# How to complete this task:
Word for word, print every entry below.

# Information:
_ _ _ _

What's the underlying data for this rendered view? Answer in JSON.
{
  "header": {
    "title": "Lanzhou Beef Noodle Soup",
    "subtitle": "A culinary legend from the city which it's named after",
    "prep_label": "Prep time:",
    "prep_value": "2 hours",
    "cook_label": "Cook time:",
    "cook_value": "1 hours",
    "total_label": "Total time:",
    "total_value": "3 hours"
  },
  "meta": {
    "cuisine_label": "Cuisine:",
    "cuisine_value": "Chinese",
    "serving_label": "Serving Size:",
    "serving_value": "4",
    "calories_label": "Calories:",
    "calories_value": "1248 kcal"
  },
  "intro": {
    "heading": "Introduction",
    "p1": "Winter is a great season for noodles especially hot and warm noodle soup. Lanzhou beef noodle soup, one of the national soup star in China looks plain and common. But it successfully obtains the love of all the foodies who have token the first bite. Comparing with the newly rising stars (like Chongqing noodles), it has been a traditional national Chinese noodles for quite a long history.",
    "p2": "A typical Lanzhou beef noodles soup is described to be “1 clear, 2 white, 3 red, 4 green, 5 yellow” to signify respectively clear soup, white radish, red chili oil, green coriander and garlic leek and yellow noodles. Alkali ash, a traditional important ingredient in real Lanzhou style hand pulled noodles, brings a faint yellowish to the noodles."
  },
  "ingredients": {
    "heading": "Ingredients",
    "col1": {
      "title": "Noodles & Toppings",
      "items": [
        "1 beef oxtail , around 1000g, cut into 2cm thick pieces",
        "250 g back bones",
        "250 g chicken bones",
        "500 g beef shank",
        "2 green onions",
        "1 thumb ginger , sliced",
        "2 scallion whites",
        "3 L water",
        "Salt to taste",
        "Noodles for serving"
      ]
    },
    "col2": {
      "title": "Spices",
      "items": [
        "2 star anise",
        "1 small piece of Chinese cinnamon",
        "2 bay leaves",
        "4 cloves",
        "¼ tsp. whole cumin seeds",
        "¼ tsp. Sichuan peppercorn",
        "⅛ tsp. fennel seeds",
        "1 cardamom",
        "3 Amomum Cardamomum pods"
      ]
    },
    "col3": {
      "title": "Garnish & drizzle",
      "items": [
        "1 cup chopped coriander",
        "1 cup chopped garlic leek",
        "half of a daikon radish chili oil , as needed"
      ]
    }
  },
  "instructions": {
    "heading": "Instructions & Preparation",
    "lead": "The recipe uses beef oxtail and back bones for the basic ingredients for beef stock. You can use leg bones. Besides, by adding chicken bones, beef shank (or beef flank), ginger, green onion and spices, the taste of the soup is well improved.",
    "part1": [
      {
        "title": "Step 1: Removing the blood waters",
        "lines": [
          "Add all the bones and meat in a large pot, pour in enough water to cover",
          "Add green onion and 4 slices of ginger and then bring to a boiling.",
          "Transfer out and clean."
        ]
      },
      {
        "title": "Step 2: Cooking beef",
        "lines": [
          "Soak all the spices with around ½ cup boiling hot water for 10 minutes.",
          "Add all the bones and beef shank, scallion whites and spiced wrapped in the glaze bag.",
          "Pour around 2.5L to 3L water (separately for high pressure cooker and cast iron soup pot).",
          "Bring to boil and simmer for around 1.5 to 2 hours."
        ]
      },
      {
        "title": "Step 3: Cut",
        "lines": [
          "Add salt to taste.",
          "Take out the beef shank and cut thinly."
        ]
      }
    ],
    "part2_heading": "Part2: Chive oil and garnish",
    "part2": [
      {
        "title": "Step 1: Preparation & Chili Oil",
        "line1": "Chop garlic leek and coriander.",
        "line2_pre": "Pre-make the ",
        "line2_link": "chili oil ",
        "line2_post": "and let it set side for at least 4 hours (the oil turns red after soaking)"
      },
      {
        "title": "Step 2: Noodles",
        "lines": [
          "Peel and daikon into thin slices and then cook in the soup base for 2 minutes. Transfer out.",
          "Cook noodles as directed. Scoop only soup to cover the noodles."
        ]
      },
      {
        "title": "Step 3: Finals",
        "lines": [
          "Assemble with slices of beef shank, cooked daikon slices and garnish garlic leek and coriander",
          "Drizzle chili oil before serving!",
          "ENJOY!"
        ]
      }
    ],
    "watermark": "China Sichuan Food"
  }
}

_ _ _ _

# Solution:
What's the underlying data for this rendered view? Answer in JSON.
{
  "header": {
    "title": "Lanzhou Beef Noodle Soup",
    "subtitle": "A culinary legend from the city which it's named after",
    "prep_label": "Prep time:",
    "prep_value": "2 hours",
    "cook_label": "Cook time:",
    "cook_value": "1 hours",
    "total_label": "Total time:",
    "total_value": "3 hours"
  },
  "meta": {
    "cuisine_label": "Cuisine:",
    "cuisine_value": "Chinese",
    "serving_label": "Serving Size:",
    "serving_value": "4",
    "calories_label": "Calories:",
    "calories_value": "1248 kcal"
  },
  "intro": {
    "heading": "Introduction",
    "p1": "Winter is a great season for noodles especially hot and warm noodle soup. Lanzhou beef noodle soup, one of the national soup star in China looks plain and common. But it successfully obtains the love of all the foodies who have token the first bite. Comparing with the newly rising stars (like Chongqing noodles), it has been a traditional national Chinese noodles for quite a long history.",
    "p2": "A typical Lanzhou beef noodles soup is described to be “1 clear, 2 white, 3 red, 4 green, 5 yellow” to signify respectively clear soup, white radish, red chili oil, green coriander and garlic leek and yellow noodles. Alkali ash, a traditional important ingredient in real Lanzhou style hand pulled noodles, brings a faint yellowish to the noodles."
  },
  "ingredients": {
    "heading": "Ingredients",
    "col1": {
      "title": "Noodles & Toppings",
      "items": [
        "1 beef oxtail , around 1000g, cut into 2cm thick pieces",
        "250 g back bones",
        "250 g chicken bones",
        "500 g beef shank",
        "2 green onions",
        "1 thumb ginger , sliced",
        "2 scallion whites",
        "3 L water",
        "Salt to taste",
        "Noodles for serving"
      ]
    },
    "col2": {
      "title": "Spices",
      "items": [
        "2 star anise",
        "1 small piece of Chinese cinnamon",
        "2 bay leaves",
        "4 cloves",
        "¼ tsp. whole cumin seeds",
        "¼ tsp. Sichuan peppercorn",
        "⅛ tsp. fennel seeds",
        "1 cardamom",
        "3 Amomum Cardamomum pods"
      ]
    },
    "col3": {
      "title": "Garnish & drizzle",
      "items": [
        "1 cup chopped coriander",
        "1 cup chopped garlic leek",
        "half of a daikon radish chili oil , as needed"
      ]
    }
  },
  "instructions": {
    "heading": "Instructions & Preparation",
    "lead": "The recipe uses beef oxtail and back bones for the basic ingredients for beef stock. You can use leg bones. Besides, by adding chicken bones, beef shank (or beef flank), ginger, green onion and spices, the taste of the soup is well improved.",
    "part1": [
      {
        "title": "Step 1: Removing the blood waters",
        "lines": [
          "Add all the bones and meat in a large pot, pour in enough water to cover",
          "Add green onion and 4 slices of ginger and then bring to a boiling.",
          "Transfer out and clean."
        ]
      },
      {
        "title": "Step 2: Cooking beef",
        "lines": [
          "Soak all the spices with around ½ cup boiling hot water for 10 minutes.",
          "Add all the bones and beef shank, scallion whites and spiced wrapped in the glaze bag.",
          "Pour around 2.5L to 3L water (separately for high pressure cooker and cast iron soup pot).",
          "Bring to boil and simmer for around 1.5 to 2 hours."
        ]
      },
      {
        "title": "Step 3: Cut",
        "lines": [
          "Add salt to taste.",
          "Take out the beef shank and cut thinly."
        ]
      }
    ],
    "part2_heading": "Part2: Chive oil and garnish",
    "part2": [
      {
        "title": "Step 1: Preparation & Chili Oil",
        "line1": "Chop garlic leek and coriander.",
        "line2_pre": "Pre-make the ",
        "line2_link": "chili oil ",
        "line2_post": "and let it set side for at least 4 hours (the oil turns red after soaking)"
      },
      {
        "title": "Step 2: Noodles",
        "lines": [
          "Peel and daikon into thin slices and then cook in the soup base for 2 minutes. Transfer out.",
          "Cook noodles as directed. Scoop only soup to cover the noodles."
        ]
      },
      {
        "title": "Step 3: Finals",
        "lines": [
          "Assemble with slices of beef shank, cooked daikon slices and garnish garlic leek and coriander",
          "Drizzle chili oil before serving!",
          "ENJOY!"
        ]
      }
    ],
    "watermark": "China Sichuan Food"
  }
}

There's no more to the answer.